Written by Gaia Lamperti
Speaking at the virtual Leaders Summit on Climate on April 23, Vietnam’s President Nguyen Xuan Phuc said that transitioning to a green and net-zero emission economy will be an inevitable trend and imperative task to limiting global heating to 1.5°C. However, the government’s coal targets tell a different story.
During the past decade, Vietnam raced to build dozens of coal-fired power plants in a bid to meet its soaring energy demands, even in the face of climate change and its commitments in the Paris Agreement. According to International Energy Agency’s (IEA) official figures, about 40% of the country’s total electricity mix is currently generated from coal accounts.
“The coal industry in Vietnam is growing faster than almost any country in the world since 2015,” James Browning, Communications Director of the NGO Global Energy Monitor, explained, “and most of that is driven by Chinese government-backed financing.”
Out of the 80+ proposed coal plants projects in Vietnam, China committed to financing more than 60, on top of previous coal funding which amounts to over $3.5m since 2015, according to data collected by Global Energy Monitor.
More specifically, The Industrial and Commercial Bank of China (ICBC) is one of the main investors in the country’s coal programs with financing in at least three plants under construction (Duyen Hai 2, Hai Duong Coal-Fired Power Plant, and Nam Dinh I Coal Plant) and four in the pipeline, according to research by The Sunrise Project.
In the revised draft of Vietnam’s Power Development Plan (PDP 8) updated last February, the country commits to reducing coal-fired thermal power to 27% in 2021-2030. If enacted, the draft PDP 8 will cancel seven coal plant projects totaling 9.5GW and postpone six coal projects totaling 7.6GW until after 2030.
“But that’s almost certainly not enough for Vietnam’s commitments towards maintaining 1.5°C and at a time when renewables are as affordable and a better choice,” Browning commented.
Coal-fired stations’ emissions contribute to air pollution levels across the country, which is already a pressing issue for Vietnam, especially in high-density cities like Hanoi and Ho Chi Minh City.
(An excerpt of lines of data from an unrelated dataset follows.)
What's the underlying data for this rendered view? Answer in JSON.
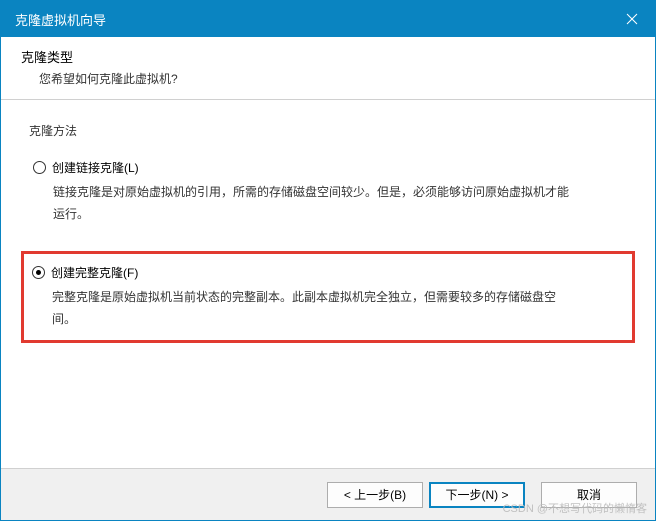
{
  "titlebar": {
    "title": "克隆虚拟机向导"
  },
  "header": {
    "title": "克隆类型",
    "subtitle": "您希望如何克隆此虚拟机?"
  },
  "group_label": "克隆方法",
  "options": {
    "linked": {
      "label": "创建链接克隆(L)",
      "desc": "链接克隆是对原始虚拟机的引用，所需的存储磁盘空间较少。但是，必须能够访问原始虚拟机才能运行。",
      "selected": false
    },
    "full": {
      "label": "创建完整克隆(F)",
      "desc": "完整克隆是原始虚拟机当前状态的完整副本。此副本虚拟机完全独立，但需要较多的存储磁盘空间。",
      "selected": true
    }
  },
  "footer": {
    "back": "< 上一步(B)",
    "next": "下一步(N) >",
    "cancel": "取消"
  },
  "watermark": "CSDN @不想写代码的懒惰客"
}
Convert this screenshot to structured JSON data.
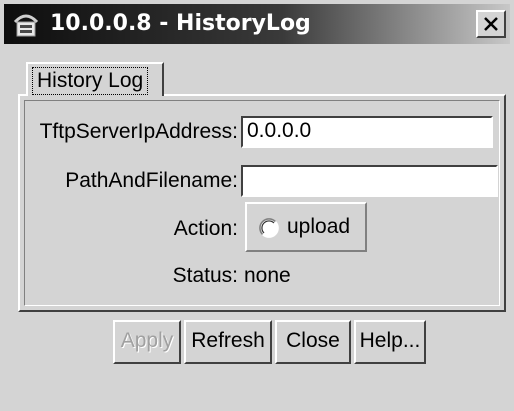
{
  "window": {
    "title": "10.0.0.8 - HistoryLog",
    "app_icon": "network-device-icon",
    "close_icon": "close-icon"
  },
  "tabs": [
    {
      "label": "History Log",
      "selected": true
    }
  ],
  "form": {
    "tftp_label": "TftpServerIpAddress:",
    "tftp_value": "0.0.0.0",
    "path_label": "PathAndFilename:",
    "path_value": "",
    "action_label": "Action:",
    "action_option": "upload",
    "action_selected": false,
    "status_label": "Status:",
    "status_value": "none"
  },
  "buttons": {
    "apply": "Apply",
    "refresh": "Refresh",
    "close": "Close",
    "help": "Help..."
  }
}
Exposure to air pollution accumulated from nearby plants heavily affects communities’ health and livelihoods and, as recent studies demonstrated, it has a direct incidence on hospital admissions for young children.
Healthcare centres in coal plants’ surrounding areas are already recording increases in heart diseases, strokes, lung diseases, skin problems, and cancers. In the small village of Ky Loi by the Vung Ang 1 coal power plant in central Vietnam, records from 2017 and 2018 documented 128 cases of heart disease and stroke and 14 cases of cancer.
According to a recent report published by the Centre for Research on Energy and Clean Air (CREA), new coal plants could cost the country over $270m annually in health care costs and productivity loss due to air pollution. “There’s real cruelty to boosting coal plants at the time when there’s a pandemic that kills people because they are having respiratory problems,” urges Browning. “It’s madness.”
Those immediate impacts have driven fierce public opposition, sparking a national conversation about rising air and water pollution. But not without difficulties as dissent is not tolerated by the Vietnamese government and many activists ended up in jail for speaking up against authorities.
For NGOs like GreenID, Vietnam’s priority should be scaling back its ambitious coal plans to favor more renewable energy options. The organization is committed to grassroots work, rolling out clean energy programs in communities across the country.
As of now, several major investors (like Japanese trading house Mitsubishi) announced their withdrawal from Vietnamese coal plants projects out of health and environmental concerns, leaving ICBC as the only significant driver of foreign finance for coal.
Despite last year’s slow down in coal plants for logistical reasons and markets’ uncertainty caused by Covid-19, since March coal financing from Chinese investors like ICBC spiked, as a way to boost domestic economic growth after the pandemic, Browning explained.
“Whatever happens in the world, it doesn’t matter, the only answer for Chinese investors is to build new coal plants,” Browning said.
About the author
Gaia Lamperti is a multimedia journalist. Born in Milan, after living in Spain, the US and Australia, she’s now based in London. She holds a master’s degree in International Journalism and reports on climate, sustainability, finance and technology across several platforms.
Gaia has been awarded the IMF Youth Fellowship in 2020 and is currently working on solutions stories about sustainable innovation that tackles the climate crisis with the Solution Journalism Network. She looks forward to working with a team of international journalists on exposing the environmental and social risks associated with coal investments.